It was good until the pouch vs cell space needed comment. There is no reason standard pouch sizes can’t fit even more places than the 2170s can.
Even if not custom sizes are easy in these quantities , just move the cutting, sealing lines. I think pouch will rule in the end as inherently easier to cool, build them and far less parts.
On Tesla’s modules they make the lower range by putting fewer cells in the module. Trying to keep it all together shooting in the cells without crimping the cooling tubes loose because 35% of the cells are missing is likely why the module delay happened and why everyone is getting long range 3s.
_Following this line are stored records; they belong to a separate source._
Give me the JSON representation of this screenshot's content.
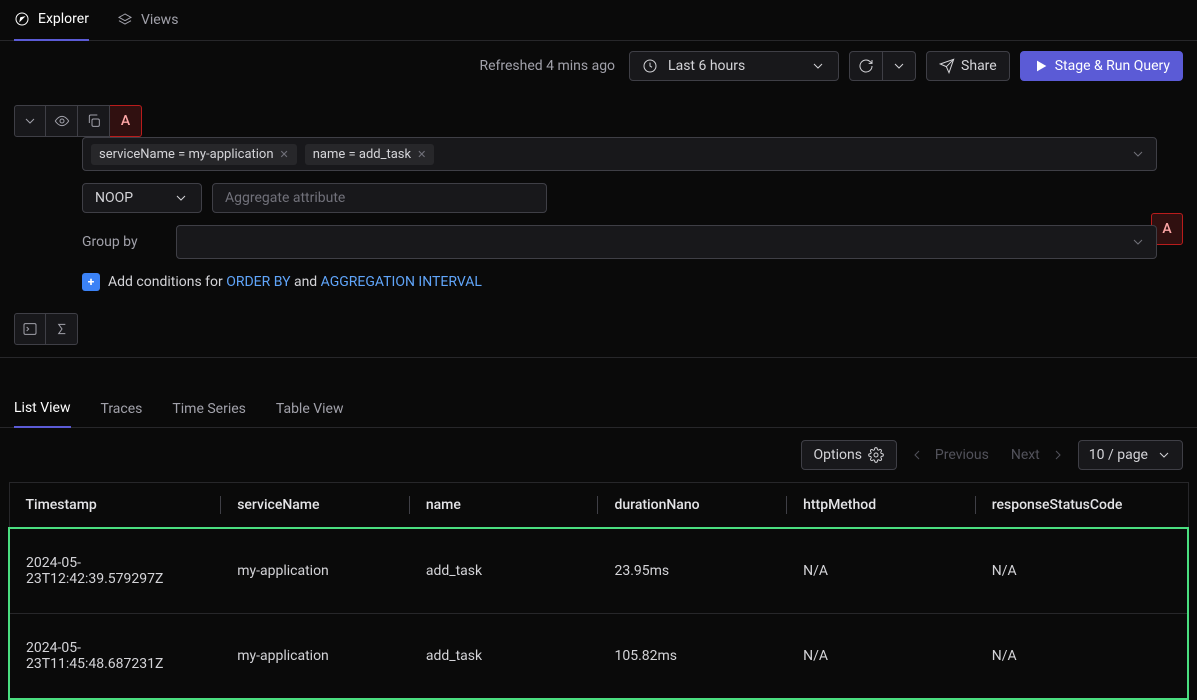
{
  "topTabs": {
    "explorer": "Explorer",
    "views": "Views"
  },
  "toolbar": {
    "refreshed": "Refreshed 4 mins ago",
    "timeRange": "Last 6 hours",
    "share": "Share",
    "runQuery": "Stage & Run Query"
  },
  "query": {
    "letter": "A",
    "filters": [
      "serviceName = my-application",
      "name = add_task"
    ],
    "noop": "NOOP",
    "aggregatePlaceholder": "Aggregate attribute",
    "groupByLabel": "Group by",
    "conditions": {
      "prefix": "Add conditions for ",
      "orderBy": "ORDER BY",
      "and": " and ",
      "aggInterval": "AGGREGATION INTERVAL"
    }
  },
  "viewTabs": {
    "list": "List View",
    "traces": "Traces",
    "timeSeries": "Time Series",
    "table": "Table View"
  },
  "tableControls": {
    "options": "Options",
    "previous": "Previous",
    "next": "Next",
    "pageSize": "10 / page"
  },
  "columns": [
    "Timestamp",
    "serviceName",
    "name",
    "durationNano",
    "httpMethod",
    "responseStatusCode"
  ],
  "rows": [
    {
      "timestamp": "2024-05-23T12:42:39.579297Z",
      "serviceName": "my-application",
      "name": "add_task",
      "durationNano": "23.95ms",
      "httpMethod": "N/A",
      "responseStatusCode": "N/A"
    },
    {
      "timestamp": "2024-05-23T11:45:48.687231Z",
      "serviceName": "my-application",
      "name": "add_task",
      "durationNano": "105.82ms",
      "httpMethod": "N/A",
      "responseStatusCode": "N/A"
    }
  ]
}
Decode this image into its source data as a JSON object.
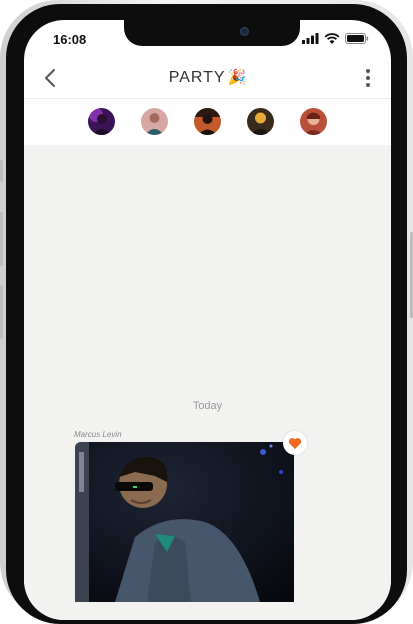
{
  "status_bar": {
    "time": "16:08",
    "icons": [
      "signal-icon",
      "wifi-icon",
      "battery-icon"
    ]
  },
  "header": {
    "title": "PARTY",
    "title_emoji": "🎉",
    "back_icon": "chevron-left-icon",
    "more_icon": "more-vertical-icon"
  },
  "participants": [
    {
      "avatar_color": "#6a2b8c"
    },
    {
      "avatar_color": "#c98a86"
    },
    {
      "avatar_color": "#b8532f"
    },
    {
      "avatar_color": "#e0a23c"
    },
    {
      "avatar_color": "#a33d2c"
    }
  ],
  "chat": {
    "date_separator": "Today",
    "messages": [
      {
        "sender": "Marcus Levin",
        "type": "photo",
        "reaction": "heart"
      }
    ]
  },
  "colors": {
    "chat_background": "#f2f2f1",
    "reaction_heart": "#f06a1e",
    "title_text": "#333333"
  }
}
antrik
Do you realize how large automotive pouch cells are? They are *not* easy to fit in a given geometry. Even if you use a custom format for each specific vehicle (complicating mass manufacturing), you are still pretty constrained in terms of pack geometry, since all cells in the pack have to be the same size. Admittedly, that’s more important for retrofits — like those Kreisel Electric does, or Tesla did in the past — than for a clean-sheet skateboard design… Nevertheless, it’s a relevant design constraint. Also, contrary to popular belief, pouch cells are *not* easy to cool. They can only be cooled on the flat sides, which makes for poor heat transport inside the cell, since the heat has to pass through all the individual layers. Also, it’s not realistic to route active coolant along the flat side; so instead, passive heat conductive plates need to be put between the cells in the stack, and in turn attached to the active cooling lines. In cylindrical cells on the other hand, the metal can is directly connected to the electrodes, providing for good heat transfer for the entire cell; and the cells can be directly pressed against, or glued to… Read more »
Raymond Ramirez
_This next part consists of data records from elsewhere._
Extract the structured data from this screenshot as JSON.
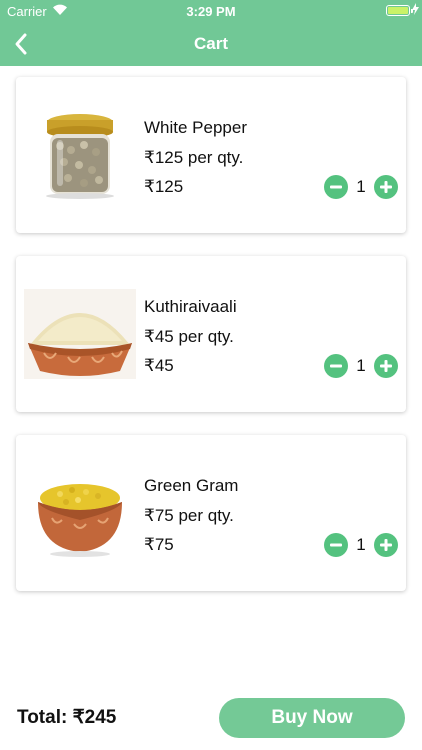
{
  "status_bar": {
    "carrier": "Carrier",
    "time": "3:29 PM"
  },
  "navbar": {
    "title": "Cart"
  },
  "cart": {
    "items": [
      {
        "name": "White Pepper",
        "unit_price": "₹125 per qty.",
        "price": "₹125",
        "quantity": "1"
      },
      {
        "name": "Kuthiraivaali",
        "unit_price": "₹45 per qty.",
        "price": "₹45",
        "quantity": "1"
      },
      {
        "name": "Green Gram",
        "unit_price": "₹75 per qty.",
        "price": "₹75",
        "quantity": "1"
      }
    ]
  },
  "footer": {
    "total": "Total: ₹245",
    "buy_label": "Buy Now"
  },
  "colors": {
    "brand_green": "#71c896",
    "button_green": "#54c27f"
  }
}
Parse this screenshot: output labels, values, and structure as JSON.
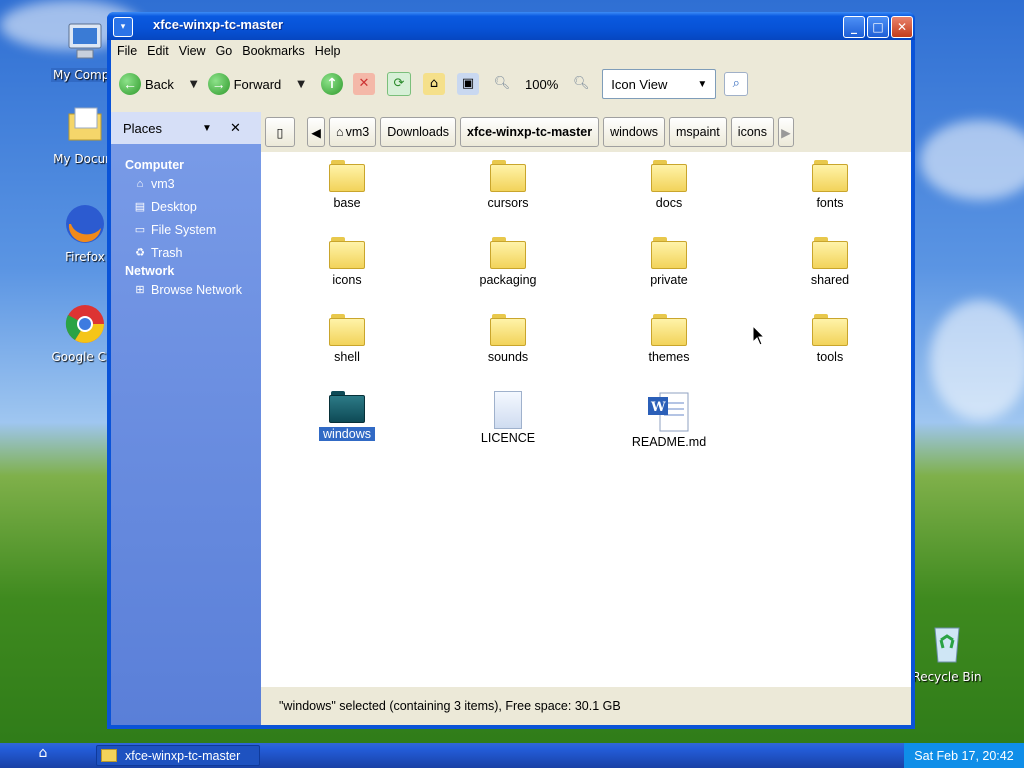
{
  "desktop": {
    "icons": [
      {
        "label": "My Compu",
        "icon": "my-computer-icon"
      },
      {
        "label": "My Docum",
        "icon": "my-documents-icon"
      },
      {
        "label": "Firefox",
        "icon": "firefox-icon"
      },
      {
        "label": "Google Chr",
        "icon": "chrome-icon"
      },
      {
        "label": "Recycle Bin",
        "icon": "recycle-bin-icon"
      }
    ]
  },
  "window": {
    "title": "xfce-winxp-tc-master",
    "menu": [
      "File",
      "Edit",
      "View",
      "Go",
      "Bookmarks",
      "Help"
    ],
    "toolbar": {
      "back": "Back",
      "forward": "Forward",
      "zoom": "100%",
      "view_mode": "Icon View"
    },
    "sidebar": {
      "title": "Places",
      "sections": [
        {
          "label": "Computer",
          "items": [
            {
              "label": "vm3",
              "icon": "home-icon"
            },
            {
              "label": "Desktop",
              "icon": "desktop-icon"
            },
            {
              "label": "File System",
              "icon": "drive-icon"
            },
            {
              "label": "Trash",
              "icon": "trash-icon"
            }
          ]
        },
        {
          "label": "Network",
          "items": [
            {
              "label": "Browse Network",
              "icon": "network-icon"
            }
          ]
        }
      ]
    },
    "breadcrumb": [
      "vm3",
      "Downloads",
      "xfce-winxp-tc-master",
      "windows",
      "mspaint",
      "icons"
    ],
    "files": [
      {
        "name": "base",
        "type": "folder"
      },
      {
        "name": "cursors",
        "type": "folder"
      },
      {
        "name": "docs",
        "type": "folder"
      },
      {
        "name": "fonts",
        "type": "folder"
      },
      {
        "name": "icons",
        "type": "folder"
      },
      {
        "name": "packaging",
        "type": "folder"
      },
      {
        "name": "private",
        "type": "folder"
      },
      {
        "name": "shared",
        "type": "folder"
      },
      {
        "name": "shell",
        "type": "folder"
      },
      {
        "name": "sounds",
        "type": "folder"
      },
      {
        "name": "themes",
        "type": "folder"
      },
      {
        "name": "tools",
        "type": "folder"
      },
      {
        "name": "windows",
        "type": "folder-selected"
      },
      {
        "name": "LICENCE",
        "type": "document"
      },
      {
        "name": "README.md",
        "type": "word-document"
      }
    ],
    "status": "\"windows\" selected (containing 3 items), Free space: 30.1 GB"
  },
  "taskbar": {
    "task": "xfce-winxp-tc-master",
    "clock": "Sat Feb 17, 20:42"
  }
}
Tesla has excellent engineering, but weak delivery, as the Model S and now the Model 3 has several faults that lower its initial image as the “perfect EV car”. The Panasonic cells are glued together then a conductor is welded in parallel in 12 V packs at high amperage. There is no protection and weak insulation between cells, so if one cell explodes, the aluminum shrapnel takes out several of its neighboring cells, and adds to the fuel of the initiating fire. And this is why Model S packs can burst into flames, even without any impacts. Watch the videos of burning Tesla models and you can observe the “firecracker” effect of smaller explosions from addition cells.

So if Tesla wants to improve, they need redesigning and better cell insulation between the cells of their packs. That may reduce energy density and increase weight which reduces range, but all safety designs have been adding weight to modern cars and protecting occupants, especially in collisions. I prefer a heavier EV with lesser range than a potential firebomb under my feet!.
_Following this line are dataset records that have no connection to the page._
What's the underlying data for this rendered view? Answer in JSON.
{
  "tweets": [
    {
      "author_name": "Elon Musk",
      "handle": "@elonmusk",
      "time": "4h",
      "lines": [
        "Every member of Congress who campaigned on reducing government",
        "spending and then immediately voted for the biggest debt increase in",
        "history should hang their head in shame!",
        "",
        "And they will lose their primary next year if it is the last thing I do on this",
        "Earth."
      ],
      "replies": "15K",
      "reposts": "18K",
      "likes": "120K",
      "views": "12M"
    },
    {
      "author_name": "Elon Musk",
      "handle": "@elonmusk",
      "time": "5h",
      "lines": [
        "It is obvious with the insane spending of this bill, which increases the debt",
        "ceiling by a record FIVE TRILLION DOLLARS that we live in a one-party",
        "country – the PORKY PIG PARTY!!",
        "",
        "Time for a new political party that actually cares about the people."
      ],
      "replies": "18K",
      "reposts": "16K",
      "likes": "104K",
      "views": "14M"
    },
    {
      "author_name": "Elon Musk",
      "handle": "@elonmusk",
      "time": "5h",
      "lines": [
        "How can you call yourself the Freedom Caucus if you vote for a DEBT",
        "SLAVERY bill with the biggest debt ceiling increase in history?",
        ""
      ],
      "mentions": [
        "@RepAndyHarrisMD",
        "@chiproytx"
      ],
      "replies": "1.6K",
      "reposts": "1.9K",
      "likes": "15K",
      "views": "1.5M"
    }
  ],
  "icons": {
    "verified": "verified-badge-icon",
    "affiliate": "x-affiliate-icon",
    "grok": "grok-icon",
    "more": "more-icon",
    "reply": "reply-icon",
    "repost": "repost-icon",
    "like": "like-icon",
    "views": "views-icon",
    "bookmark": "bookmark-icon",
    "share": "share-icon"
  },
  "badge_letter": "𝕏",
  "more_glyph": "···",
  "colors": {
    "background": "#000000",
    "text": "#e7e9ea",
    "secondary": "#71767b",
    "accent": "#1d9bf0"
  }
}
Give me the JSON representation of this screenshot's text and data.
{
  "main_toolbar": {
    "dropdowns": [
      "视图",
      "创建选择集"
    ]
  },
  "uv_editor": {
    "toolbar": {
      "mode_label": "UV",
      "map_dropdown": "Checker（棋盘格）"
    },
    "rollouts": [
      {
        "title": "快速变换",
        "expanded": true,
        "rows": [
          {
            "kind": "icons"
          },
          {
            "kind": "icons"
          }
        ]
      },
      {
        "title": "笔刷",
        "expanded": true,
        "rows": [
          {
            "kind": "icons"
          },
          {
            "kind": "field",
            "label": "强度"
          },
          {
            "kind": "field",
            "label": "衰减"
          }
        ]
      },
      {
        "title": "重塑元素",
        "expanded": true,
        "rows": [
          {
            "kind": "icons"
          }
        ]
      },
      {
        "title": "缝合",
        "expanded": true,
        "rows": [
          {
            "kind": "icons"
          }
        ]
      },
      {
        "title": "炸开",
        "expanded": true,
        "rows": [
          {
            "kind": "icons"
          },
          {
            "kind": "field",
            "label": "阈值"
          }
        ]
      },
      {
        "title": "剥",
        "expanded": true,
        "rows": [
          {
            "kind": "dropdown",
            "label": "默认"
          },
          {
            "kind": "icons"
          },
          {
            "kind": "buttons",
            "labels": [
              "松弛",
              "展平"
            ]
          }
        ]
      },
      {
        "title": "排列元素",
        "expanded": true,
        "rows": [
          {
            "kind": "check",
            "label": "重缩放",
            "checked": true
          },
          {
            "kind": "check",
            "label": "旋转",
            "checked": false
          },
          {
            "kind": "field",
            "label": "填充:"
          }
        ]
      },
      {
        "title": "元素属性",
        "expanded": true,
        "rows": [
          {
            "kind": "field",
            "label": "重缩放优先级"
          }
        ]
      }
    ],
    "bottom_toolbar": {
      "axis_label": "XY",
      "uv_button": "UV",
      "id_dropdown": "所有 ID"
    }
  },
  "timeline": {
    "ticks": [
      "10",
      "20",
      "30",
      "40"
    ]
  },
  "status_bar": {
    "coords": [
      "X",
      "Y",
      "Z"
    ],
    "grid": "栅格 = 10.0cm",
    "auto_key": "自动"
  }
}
antrik

12 V packs? No idea what you are talking about…

“Shrapnel” is nonsense. The fire spreads to neighbouring cells just like any fire spreads: through flames. And I don’t see how *any* of the EV battery architectures I’m familiar with could prevent that…

(You will be happy to hear though that the architecture of the Model 3 pack actually adds some thermal isolation between cells, which should slow, or maybe even stop propagation of fire…)

Eva Glimsche

QM Programm / UN 38.3 Test
Unfortunately some important infos for the logistic of shipping a Tesla or a Tesla lithium ion battery were not given – some questions are therefore still left unanswered:
1. In order to ship a battery-powered vehicle internationally the battery needs to be manufactured according to the Quality Management System described in the transport regulations (Source e.g. ICAO TI, Part 2, 2;9.3.1 e)).
2. Also each non-prototype non small production series lithium ion battery needs to have successfully passed the UN Test Series 38.3.
3. A confirmation that the battery incorporates a safety venting device or is designed to preclude a violent rupture under normal conditions of carriage.
4. A confirmation that each battery is equipped with effective means as necessary to prevent dangerous reverse current flow.
Up until now we were unable to receive any of those infos from Tesla. So it would be great if in Part 2 of “Everything You Ever Wanted to Know About Tesla Batteries” you could answer those questions, too.